--- Entries provided ---
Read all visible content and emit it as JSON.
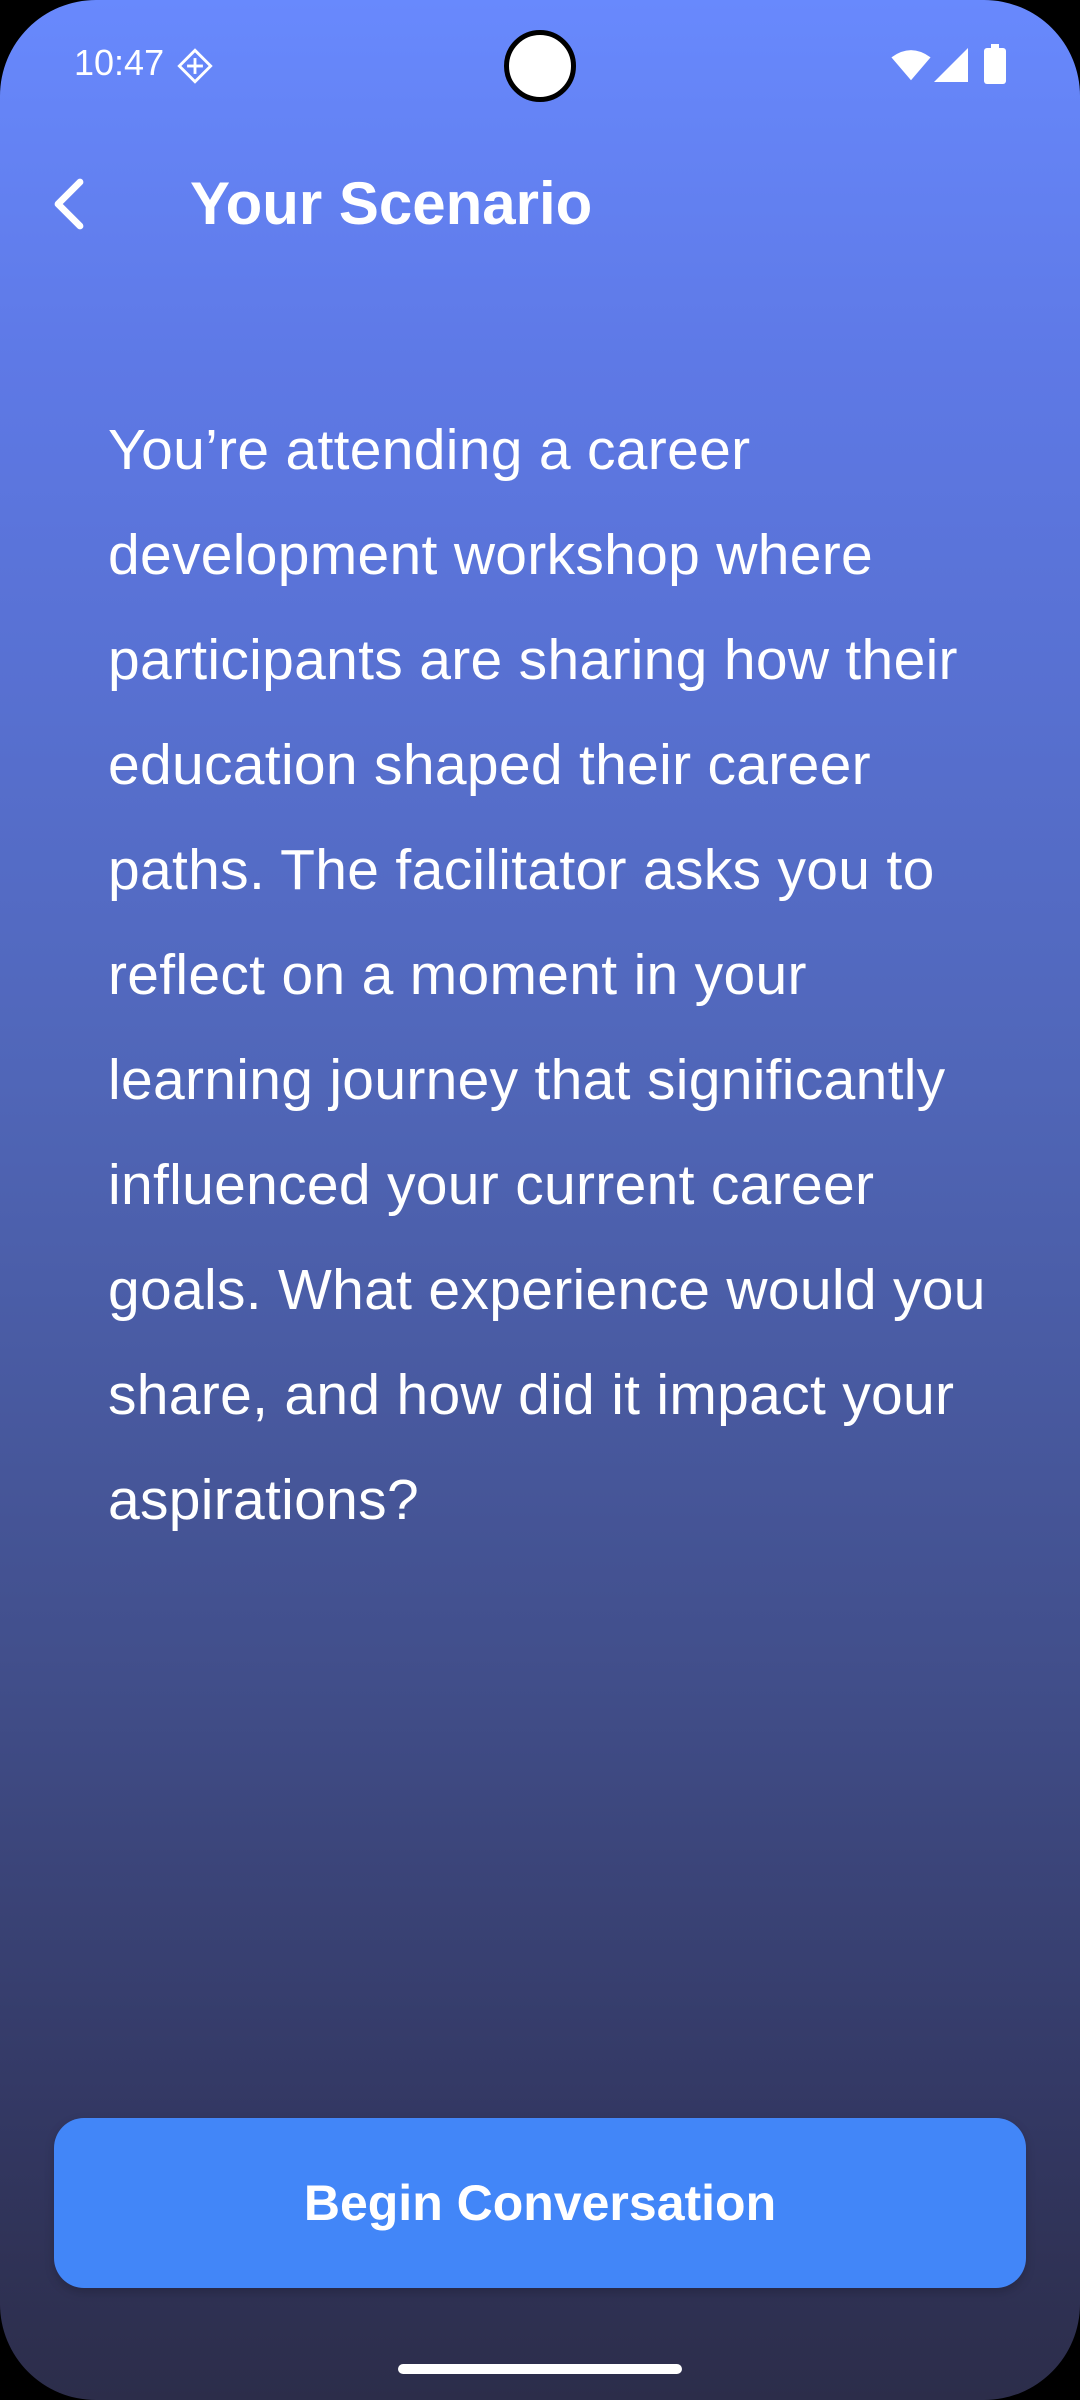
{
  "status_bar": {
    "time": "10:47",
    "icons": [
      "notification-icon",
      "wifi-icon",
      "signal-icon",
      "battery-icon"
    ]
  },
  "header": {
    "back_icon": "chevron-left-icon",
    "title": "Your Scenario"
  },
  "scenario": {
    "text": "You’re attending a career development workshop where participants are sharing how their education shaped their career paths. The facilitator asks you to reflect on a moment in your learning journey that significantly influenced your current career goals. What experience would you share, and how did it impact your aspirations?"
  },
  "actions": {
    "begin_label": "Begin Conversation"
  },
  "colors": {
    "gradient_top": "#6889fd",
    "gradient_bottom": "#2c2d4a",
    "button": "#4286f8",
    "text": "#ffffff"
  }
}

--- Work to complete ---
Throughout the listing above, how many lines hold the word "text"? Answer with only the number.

--- Exercise response ---
2